Return each line of the records below that contains the word "dolore".
____ Task data
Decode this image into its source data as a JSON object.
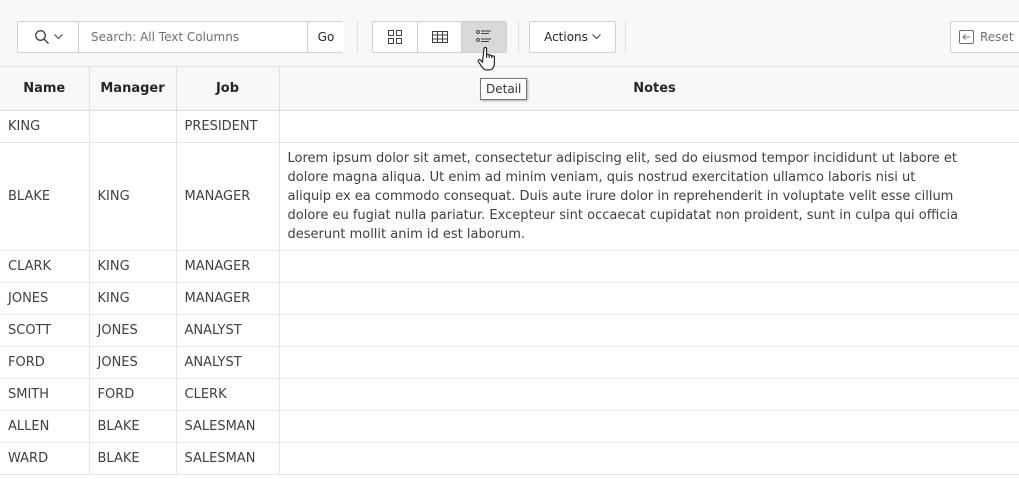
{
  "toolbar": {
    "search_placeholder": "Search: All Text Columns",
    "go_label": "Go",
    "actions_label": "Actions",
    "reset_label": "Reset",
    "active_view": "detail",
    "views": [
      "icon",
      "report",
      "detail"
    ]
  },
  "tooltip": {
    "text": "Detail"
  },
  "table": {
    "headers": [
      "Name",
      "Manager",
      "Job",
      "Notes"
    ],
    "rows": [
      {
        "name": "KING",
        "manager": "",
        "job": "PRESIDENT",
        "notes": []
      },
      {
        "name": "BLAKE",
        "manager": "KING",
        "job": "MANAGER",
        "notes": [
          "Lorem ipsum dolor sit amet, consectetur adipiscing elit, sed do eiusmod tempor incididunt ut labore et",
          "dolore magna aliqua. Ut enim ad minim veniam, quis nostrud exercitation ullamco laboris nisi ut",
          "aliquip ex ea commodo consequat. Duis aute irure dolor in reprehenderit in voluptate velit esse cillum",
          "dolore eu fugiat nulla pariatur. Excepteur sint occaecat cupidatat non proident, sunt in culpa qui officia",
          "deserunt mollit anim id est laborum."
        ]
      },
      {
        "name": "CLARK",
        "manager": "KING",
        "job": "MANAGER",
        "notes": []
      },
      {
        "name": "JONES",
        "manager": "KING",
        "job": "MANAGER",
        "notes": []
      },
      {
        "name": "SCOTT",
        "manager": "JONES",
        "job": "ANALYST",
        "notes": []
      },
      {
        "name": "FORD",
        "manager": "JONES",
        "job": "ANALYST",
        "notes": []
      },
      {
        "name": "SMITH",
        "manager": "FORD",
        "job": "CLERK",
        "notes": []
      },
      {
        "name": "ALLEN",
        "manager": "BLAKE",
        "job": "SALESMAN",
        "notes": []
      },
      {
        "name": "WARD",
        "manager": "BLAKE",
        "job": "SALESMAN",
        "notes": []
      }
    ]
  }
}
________
Solution to this exercise:
          "dolore magna aliqua. Ut enim ad minim veniam, quis nostrud exercitation ullamco laboris nisi ut",
          "dolore eu fugiat nulla pariatur. Excepteur sint occaecat cupidatat non proident, sunt in culpa qui officia",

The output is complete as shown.